Kentville Police Service.
Investigators are in Kentville this afternoon in response to an incident that has been reported to the Serious Incident Response Team (SiRT).
Shortly before 7 a.m. on May 23, Kentville Police received a 911 call from a 31-year-old male who works at a business in the Kentville Industrial Park. Upon arrival, officers concluded the circumstances justified placing the man in custody and taking him to hospital under the provisions of the Involuntary Psychiatric Treatment Act. A struggle ensued, during which time the police used a conducted energy weapon, more commonly known as a taser.
The man was placed into custody and taken to the Valley Regional Hospital. While there, it was discovered that he had suffered a fracture in his leg.
As a result of that injury, Kentville Police contacted SiRT who have assumed responsibility for the investigation into the circumstances surrounding the man’s arrest.
Ron MacDonald, director of the province’s independent team, says that while he believes there have been a few files involving Kentville Police in the past, this is the first incident that has warranted a full investigation.
The Serious Incident Response Team is responsible for investigating all serious incidents involving police in Nova Scotia, whether or not there is an allegation of wrongdoing. Investigations are under the direction and control of MacDonald, an independent civilian director.
The team can independently begin an investigation after a referral from a chief of police, the head of the RCMP in Nova Scotia or the Minister of Justice. It can also investigate after a complaint from the public.
The man who was arrested was kept in hospital initially, but MacDonald believes that “may be more related to his mental health than his physical health,” adding that the man may have been released from medical care by now.
Members of the SiRT were on the scene May 23 and were hoping to speak to witnesses. They are also hoping to speak to other witnesses, who can call SiRT at 1-855-450-2010.
“Anyone who may have seen this, we’re hoping they will contact us,” MacDonald said.
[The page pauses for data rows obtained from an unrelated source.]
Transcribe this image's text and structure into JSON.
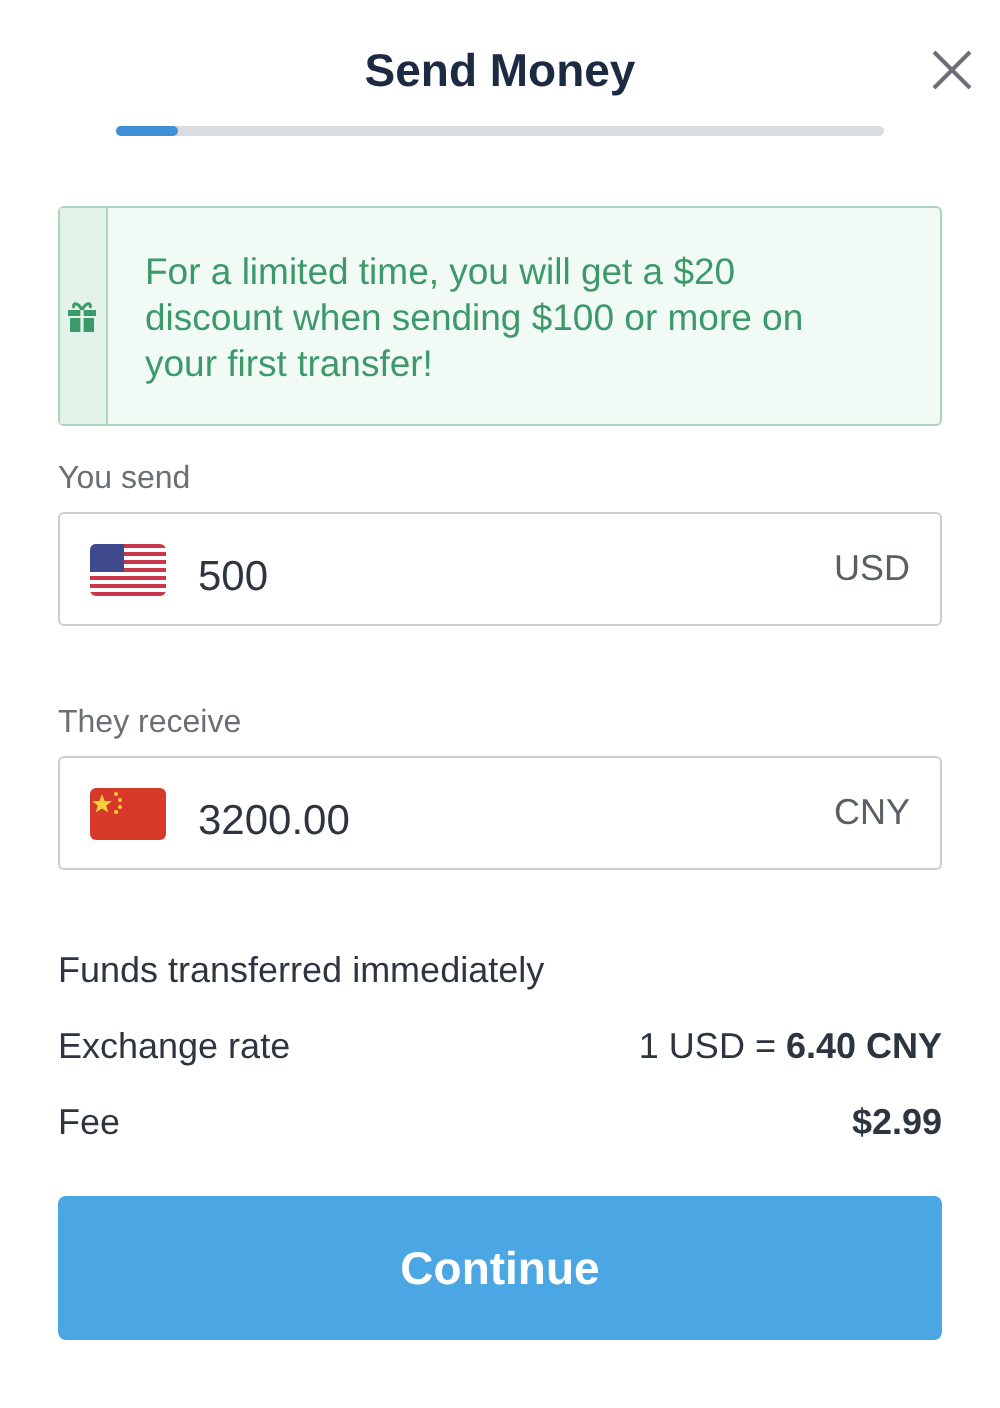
{
  "header": {
    "title": "Send Money",
    "progress": {
      "level": 0.08
    }
  },
  "promo": {
    "text": "For a limited time, you will get a $20 discount when sending $100 or more on your first transfer!"
  },
  "amounts": [
    {
      "label": "You send",
      "flag": {
        "kind": "us"
      },
      "value": "500",
      "currency": "USD"
    },
    {
      "label": "They receive",
      "flag": {
        "kind": "cn"
      },
      "value": "3200.00",
      "currency": "CNY"
    }
  ],
  "details": [
    {
      "kind": "note",
      "label": "Funds transferred immediately"
    },
    {
      "kind": "pair",
      "label": "Exchange rate",
      "value": "1 USD = **6.40 CNY**"
    },
    {
      "kind": "pair_bold",
      "label": "Fee",
      "value": "$2.99"
    }
  ],
  "continue_button": "Continue"
}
The Police Act requires the director to file a public report summarizing the result of the investigation within three months after it is finished.